Linking natural hazard risk assessment and community planning: Squamish, British Colombia

Focus The District of Squamish, BC, Canada is a fast growing area subject to multiple natural hazards. In 2007 Natural Resources Canada (NRCan) and the District of Squamish set up a joint initiative to develop vulnerability and risk assessment methods useful for long term regional planning.

Overall, the project developed an assessment framework now known as Pathways-DM (Decision Making). It includes methods of problem framing, priority setting, visualization, and exploration of viable policy alternatives through a process of participatory planning, integrated assessment modelling and formal decision analysis.

The project established a working group of District staff, social agencies, educational agencies, emergency response groups, realtors and community members to: identify and prioritize community assets at risk; identify assets that might contribute to resilience; and to discuss risk reduction strategies. Workshops were held where participants had access to objective hazard information and also brought their own local knowledge and experience of the challenges of risk management for Squamish.

The project incorporated a wide variety of data, including geotechnical reports related to flooding and landslide potential, as well as federal government data on earthquakes. It also used GIS based software tool ‘Community Viz’ – designed to help people visualise and analyse the future of communities.

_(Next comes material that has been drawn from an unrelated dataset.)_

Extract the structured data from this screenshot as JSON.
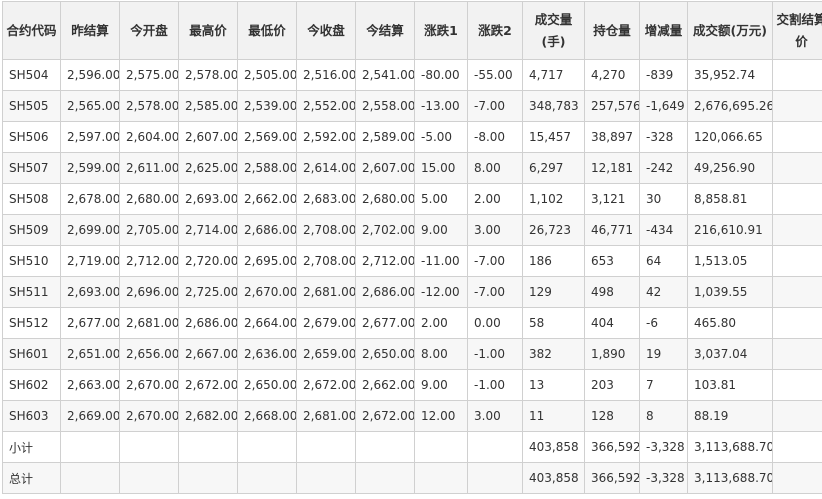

  • Provide a replicable framework for natural hazard and regional land use planning
Key points about method
  • High degree of technical support
  • Joint initiative between a research/natural science agency and a local government organisation
  • Strong use of visualisation tools and modelling
  • In the risk analysis process decision-makers and stakeholders frame the problem and the domain experts inform the problem–– developing models and tools to describe and evaluate interactions between natural and human systems
Things to consider
  • Approach relied on long term commitment and resource allocation from the district local government agency and an established partnership with a research agency
When to use this approach?
  • Regional scale for long term planning addressing multiple hazards
  • Useful design of a specialist/stakeholder working group
More information?

Community viz offers a collection of case stories from Canada, US & Australia

Interdisciplinary approaches to regional risk reduction decision-making :

Scenario-Based Risk Analysis within an Analytic-Deliberative Framework for Regional Risk Reduction: Wein et al